App and web page records
BEGIN
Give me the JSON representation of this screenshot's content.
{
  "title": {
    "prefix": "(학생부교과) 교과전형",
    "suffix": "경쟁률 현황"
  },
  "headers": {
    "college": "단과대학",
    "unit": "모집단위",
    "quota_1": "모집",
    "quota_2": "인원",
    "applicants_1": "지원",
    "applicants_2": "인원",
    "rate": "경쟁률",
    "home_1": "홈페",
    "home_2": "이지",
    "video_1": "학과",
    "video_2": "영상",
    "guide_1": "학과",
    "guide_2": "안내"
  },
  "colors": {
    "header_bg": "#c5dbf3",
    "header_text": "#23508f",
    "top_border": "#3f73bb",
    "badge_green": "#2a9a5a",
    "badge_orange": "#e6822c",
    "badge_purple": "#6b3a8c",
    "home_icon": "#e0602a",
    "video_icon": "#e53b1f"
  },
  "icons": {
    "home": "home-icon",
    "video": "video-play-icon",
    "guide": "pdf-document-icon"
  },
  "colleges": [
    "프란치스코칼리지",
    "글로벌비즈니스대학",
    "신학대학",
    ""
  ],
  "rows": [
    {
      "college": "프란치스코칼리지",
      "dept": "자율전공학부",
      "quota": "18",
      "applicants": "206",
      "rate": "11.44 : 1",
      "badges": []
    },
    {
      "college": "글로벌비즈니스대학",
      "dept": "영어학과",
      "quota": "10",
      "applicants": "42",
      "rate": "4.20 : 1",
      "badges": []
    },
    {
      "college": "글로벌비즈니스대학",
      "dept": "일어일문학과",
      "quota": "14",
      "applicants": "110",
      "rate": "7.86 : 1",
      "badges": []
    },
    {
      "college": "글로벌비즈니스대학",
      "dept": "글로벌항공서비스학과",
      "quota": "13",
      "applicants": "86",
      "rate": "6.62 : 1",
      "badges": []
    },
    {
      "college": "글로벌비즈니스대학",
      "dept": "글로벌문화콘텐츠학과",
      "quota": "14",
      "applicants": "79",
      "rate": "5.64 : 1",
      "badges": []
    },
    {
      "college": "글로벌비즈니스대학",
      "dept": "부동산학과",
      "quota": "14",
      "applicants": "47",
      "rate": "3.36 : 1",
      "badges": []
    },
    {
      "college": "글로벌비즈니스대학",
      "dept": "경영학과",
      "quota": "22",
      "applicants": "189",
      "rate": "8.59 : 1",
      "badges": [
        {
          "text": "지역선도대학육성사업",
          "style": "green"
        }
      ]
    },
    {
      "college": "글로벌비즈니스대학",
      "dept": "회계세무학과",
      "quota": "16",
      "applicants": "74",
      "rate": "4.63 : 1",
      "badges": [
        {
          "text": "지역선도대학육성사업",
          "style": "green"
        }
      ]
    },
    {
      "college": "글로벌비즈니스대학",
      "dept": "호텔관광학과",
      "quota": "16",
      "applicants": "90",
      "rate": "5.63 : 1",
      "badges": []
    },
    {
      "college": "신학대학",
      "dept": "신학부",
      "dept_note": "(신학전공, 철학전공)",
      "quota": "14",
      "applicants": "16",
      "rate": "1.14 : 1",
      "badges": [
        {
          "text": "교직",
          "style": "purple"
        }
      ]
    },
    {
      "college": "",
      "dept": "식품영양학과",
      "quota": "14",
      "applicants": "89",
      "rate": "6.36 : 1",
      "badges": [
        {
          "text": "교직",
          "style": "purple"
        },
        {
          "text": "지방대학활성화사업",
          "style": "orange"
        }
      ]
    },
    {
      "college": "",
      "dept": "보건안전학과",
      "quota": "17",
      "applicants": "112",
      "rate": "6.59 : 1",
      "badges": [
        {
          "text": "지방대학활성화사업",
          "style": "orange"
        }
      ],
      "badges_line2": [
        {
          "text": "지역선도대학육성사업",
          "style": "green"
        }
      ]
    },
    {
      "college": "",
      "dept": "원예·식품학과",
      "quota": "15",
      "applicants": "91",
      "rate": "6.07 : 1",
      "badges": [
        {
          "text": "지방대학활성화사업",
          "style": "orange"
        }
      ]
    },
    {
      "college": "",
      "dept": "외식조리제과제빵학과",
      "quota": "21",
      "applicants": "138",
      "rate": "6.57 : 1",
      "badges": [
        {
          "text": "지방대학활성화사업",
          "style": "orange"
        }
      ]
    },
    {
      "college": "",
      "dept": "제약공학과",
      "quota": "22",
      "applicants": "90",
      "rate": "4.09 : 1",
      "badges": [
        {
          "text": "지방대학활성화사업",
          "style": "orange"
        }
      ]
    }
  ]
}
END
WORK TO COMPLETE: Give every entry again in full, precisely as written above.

EXERCISE ANSWER:
Give me the JSON representation of this screenshot's content.
{
  "title": {
    "prefix": "(학생부교과) 교과전형",
    "suffix": "경쟁률 현황"
  },
  "headers": {
    "college": "단과대학",
    "unit": "모집단위",
    "quota_1": "모집",
    "quota_2": "인원",
    "applicants_1": "지원",
    "applicants_2": "인원",
    "rate": "경쟁률",
    "home_1": "홈페",
    "home_2": "이지",
    "video_1": "학과",
    "video_2": "영상",
    "guide_1": "학과",
    "guide_2": "안내"
  },
  "colors": {
    "header_bg": "#c5dbf3",
    "header_text": "#23508f",
    "top_border": "#3f73bb",
    "badge_green": "#2a9a5a",
    "badge_orange": "#e6822c",
    "badge_purple": "#6b3a8c",
    "home_icon": "#e0602a",
    "video_icon": "#e53b1f"
  },
  "icons": {
    "home": "home-icon",
    "video": "video-play-icon",
    "guide": "pdf-document-icon"
  },
  "colleges": [
    "프란치스코칼리지",
    "글로벌비즈니스대학",
    "신학대학",
    ""
  ],
  "rows": [
    {
      "college": "프란치스코칼리지",
      "dept": "자율전공학부",
      "quota": "18",
      "applicants": "206",
      "rate": "11.44 : 1",
      "badges": []
    },
    {
      "college": "글로벌비즈니스대학",
      "dept": "영어학과",
      "quota": "10",
      "applicants": "42",
      "rate": "4.20 : 1",
      "badges": []
    },
    {
      "college": "글로벌비즈니스대학",
      "dept": "일어일문학과",
      "quota": "14",
      "applicants": "110",
      "rate": "7.86 : 1",
      "badges": []
    },
    {
      "college": "글로벌비즈니스대학",
      "dept": "글로벌항공서비스학과",
      "quota": "13",
      "applicants": "86",
      "rate": "6.62 : 1",
      "badges": []
    },
    {
      "college": "글로벌비즈니스대학",
      "dept": "글로벌문화콘텐츠학과",
      "quota": "14",
      "applicants": "79",
      "rate": "5.64 : 1",
      "badges": []
    },
    {
      "college": "글로벌비즈니스대학",
      "dept": "부동산학과",
      "quota": "14",
      "applicants": "47",
      "rate": "3.36 : 1",
      "badges": []
    },
    {
      "college": "글로벌비즈니스대학",
      "dept": "경영학과",
      "quota": "22",
      "applicants": "189",
      "rate": "8.59 : 1",
      "badges": [
        {
          "text": "지역선도대학육성사업",
          "style": "green"
        }
      ]
    },
    {
      "college": "글로벌비즈니스대학",
      "dept": "회계세무학과",
      "quota": "16",
      "applicants": "74",
      "rate": "4.63 : 1",
      "badges": [
        {
          "text": "지역선도대학육성사업",
          "style": "green"
        }
      ]
    },
    {
      "college": "글로벌비즈니스대학",
      "dept": "호텔관광학과",
      "quota": "16",
      "applicants": "90",
      "rate": "5.63 : 1",
      "badges": []
    },
    {
      "college": "신학대학",
      "dept": "신학부",
      "dept_note": "(신학전공, 철학전공)",
      "quota": "14",
      "applicants": "16",
      "rate": "1.14 : 1",
      "badges": [
        {
          "text": "교직",
          "style": "purple"
        }
      ]
    },
    {
      "college": "",
      "dept": "식품영양학과",
      "quota": "14",
      "applicants": "89",
      "rate": "6.36 : 1",
      "badges": [
        {
          "text": "교직",
          "style": "purple"
        },
        {
          "text": "지방대학활성화사업",
          "style": "orange"
        }
      ]
    },
    {
      "college": "",
      "dept": "보건안전학과",
      "quota": "17",
      "applicants": "112",
      "rate": "6.59 : 1",
      "badges": [
        {
          "text": "지방대학활성화사업",
          "style": "orange"
        }
      ],
      "badges_line2": [
        {
          "text": "지역선도대학육성사업",
          "style": "green"
        }
      ]
    },
    {
      "college": "",
      "dept": "원예·식품학과",
      "quota": "15",
      "applicants": "91",
      "rate": "6.07 : 1",
      "badges": [
        {
          "text": "지방대학활성화사업",
          "style": "orange"
        }
      ]
    },
    {
      "college": "",
      "dept": "외식조리제과제빵학과",
      "quota": "21",
      "applicants": "138",
      "rate": "6.57 : 1",
      "badges": [
        {
          "text": "지방대학활성화사업",
          "style": "orange"
        }
      ]
    },
    {
      "college": "",
      "dept": "제약공학과",
      "quota": "22",
      "applicants": "90",
      "rate": "4.09 : 1",
      "badges": [
        {
          "text": "지방대학활성화사업",
          "style": "orange"
        }
      ]
    }
  ]
}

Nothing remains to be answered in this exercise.